When you take your car in for auto body work, the mechanic will have a lot of work to do. Each minute that the mechanic spends prepping your car to make the repairs is money that you will owe when the repairs are finished. So, is there anything that you can do to make the mechanic's job a little easier and lower the cost of the repairs for you? This blog is all about preparing vehicles for auto body repairs. Here, you will learn what prep-work you can do at home so that the repairs are completed more quickly and the cost is less.
From a minor fender bender in a parking lot to scratches and dents from pulling into your home's garage, small damage to your vehicle's body may seem unnecessary and too costly to repair. However, even small dents, dings, scrapes, and scratches deserve some attention for a few important reasons. If you were involved in a small accident or if your vehicle's exterior was damaged in another way, understanding the reasons for repairing even minor damage is imperative. Here are a few important reasons why you should repair small dents, dings, and scratches.
Affects Vehicle's Appeal and Value
If you are like most people, you want your vehicle to look good, since your vehicle's overall look is important for making an impression.
Unfortunately, small dents, dings, and scratches can affect the look of your vehicle in big ways. Not only will these imperfections take away from its appeal, but the damage will also affect your vehicle's value.
It is important to note that vehicles do tend to depreciate in value once they are driven off the dealer's lot, but body damage can decrease the value of your vehicle even further.
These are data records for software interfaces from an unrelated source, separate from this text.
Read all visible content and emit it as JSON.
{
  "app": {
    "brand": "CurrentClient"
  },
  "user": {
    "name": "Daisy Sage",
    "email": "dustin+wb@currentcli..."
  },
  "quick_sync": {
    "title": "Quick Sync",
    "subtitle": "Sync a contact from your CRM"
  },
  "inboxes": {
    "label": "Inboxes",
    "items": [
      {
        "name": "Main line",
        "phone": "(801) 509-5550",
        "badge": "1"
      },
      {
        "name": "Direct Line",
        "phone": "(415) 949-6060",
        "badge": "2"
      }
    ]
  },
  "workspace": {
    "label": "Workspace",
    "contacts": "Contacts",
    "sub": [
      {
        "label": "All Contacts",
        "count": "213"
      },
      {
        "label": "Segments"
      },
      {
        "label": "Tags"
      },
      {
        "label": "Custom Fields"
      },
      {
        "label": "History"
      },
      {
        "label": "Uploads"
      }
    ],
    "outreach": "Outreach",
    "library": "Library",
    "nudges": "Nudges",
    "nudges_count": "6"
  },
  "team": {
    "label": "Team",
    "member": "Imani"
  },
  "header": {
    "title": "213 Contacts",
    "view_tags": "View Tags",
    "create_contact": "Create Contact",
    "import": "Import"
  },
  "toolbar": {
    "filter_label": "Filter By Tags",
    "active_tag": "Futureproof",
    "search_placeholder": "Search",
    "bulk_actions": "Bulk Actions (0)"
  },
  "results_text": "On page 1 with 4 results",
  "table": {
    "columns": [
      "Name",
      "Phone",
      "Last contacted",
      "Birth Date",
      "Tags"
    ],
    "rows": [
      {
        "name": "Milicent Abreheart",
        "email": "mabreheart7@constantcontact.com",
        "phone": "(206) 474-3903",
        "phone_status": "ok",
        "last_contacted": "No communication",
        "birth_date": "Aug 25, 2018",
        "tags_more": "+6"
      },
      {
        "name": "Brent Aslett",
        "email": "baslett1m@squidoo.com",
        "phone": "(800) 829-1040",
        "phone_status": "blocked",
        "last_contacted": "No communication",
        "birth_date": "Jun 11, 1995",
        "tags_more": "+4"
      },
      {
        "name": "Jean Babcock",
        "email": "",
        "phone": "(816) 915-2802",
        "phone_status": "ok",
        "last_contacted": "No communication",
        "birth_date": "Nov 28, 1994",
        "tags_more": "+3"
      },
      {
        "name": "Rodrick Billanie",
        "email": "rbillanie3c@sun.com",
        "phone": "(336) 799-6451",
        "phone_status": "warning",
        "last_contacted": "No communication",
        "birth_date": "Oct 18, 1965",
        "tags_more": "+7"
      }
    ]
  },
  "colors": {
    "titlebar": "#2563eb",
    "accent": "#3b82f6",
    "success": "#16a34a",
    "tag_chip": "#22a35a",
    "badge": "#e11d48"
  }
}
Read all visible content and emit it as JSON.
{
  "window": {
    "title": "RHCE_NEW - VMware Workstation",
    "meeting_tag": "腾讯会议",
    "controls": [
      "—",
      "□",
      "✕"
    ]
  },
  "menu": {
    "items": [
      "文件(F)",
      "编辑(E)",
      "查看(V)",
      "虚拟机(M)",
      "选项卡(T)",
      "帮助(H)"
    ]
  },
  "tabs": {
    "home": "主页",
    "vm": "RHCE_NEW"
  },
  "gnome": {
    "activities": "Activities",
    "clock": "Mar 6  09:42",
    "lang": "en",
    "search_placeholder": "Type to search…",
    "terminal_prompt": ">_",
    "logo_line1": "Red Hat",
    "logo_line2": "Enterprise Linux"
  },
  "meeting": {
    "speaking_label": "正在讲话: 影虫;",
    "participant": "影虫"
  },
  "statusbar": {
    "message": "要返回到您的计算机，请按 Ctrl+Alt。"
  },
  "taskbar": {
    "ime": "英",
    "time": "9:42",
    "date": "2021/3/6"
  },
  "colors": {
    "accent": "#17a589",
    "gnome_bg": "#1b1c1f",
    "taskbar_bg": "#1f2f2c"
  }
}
If you decide to sell or trade your vehicle in, the minor body damage will cause the buyers/dealers to pay less for the vehicle.
Since the exterior condition of your vehicle does affect its appeal and value, consider having even minor dents and scratches repaired.
Affects Entire Exterior Finish
Small dents and scratches affect the look of your vehicle in one specific area, but over time, the damage can spread, affecting a larger area of your vehicle's body.
One small dent, ding, or scratch will remove some of the vehicle's paint. The paint will start peeling away from these small dents and scratches, eventually fading and peeling away in larger sections. This not only decreases the appeal and value of your vehicle even further, but it will also be more expensive to repair these larger areas of damage.
If you have small areas of damage, such as minor dents and scratches, it is more affordable to repair them now before they become even more physically and financially overwhelming.
Affects Underlying Body
Another reason you should repair even minor dents, dings, and scratches is to prevent rust and corrosion. As the paint begins peeling and chipping away at the site of the dents, dings, and scratches, the underlying metal of your vehicle will be exposed to the outdoor elements.
Rain, sleet, snow, humidity, ice, and even the sun's harmful UV rays will discolor the underlying metal, causing it to rust. Rust alone decreases the appeal and value of your vehicle. However, over time, the rust will become even more problematic.
Without repairing the minor damage, you will face rust buildup. Without removing the rust and then completing repairs on the body to create a layer of protection, the rusty metal areas will begin to corrode.
Corrosion is basically when the rust eats through the metal. If the metal parts of your vehicle's body start to corrode, more moisture and debris will enter the vehicle's body, causing even more damage. Of course, corrosion can also cause parts of the body to shift or fall out of alignment, decreasing the appeal and value even further.
Finally, if parts of the body's frame start to corrode, the vehicle may not be able to drive properly. Although it can obviously affect its appearance, corrosion of the frame can also affect the vehicle's function and operation.
You may think the cost is not worth to repair, but minor damage to the vehicle's body should be a cause for concern. Contact an auto body repair shop for more information.Share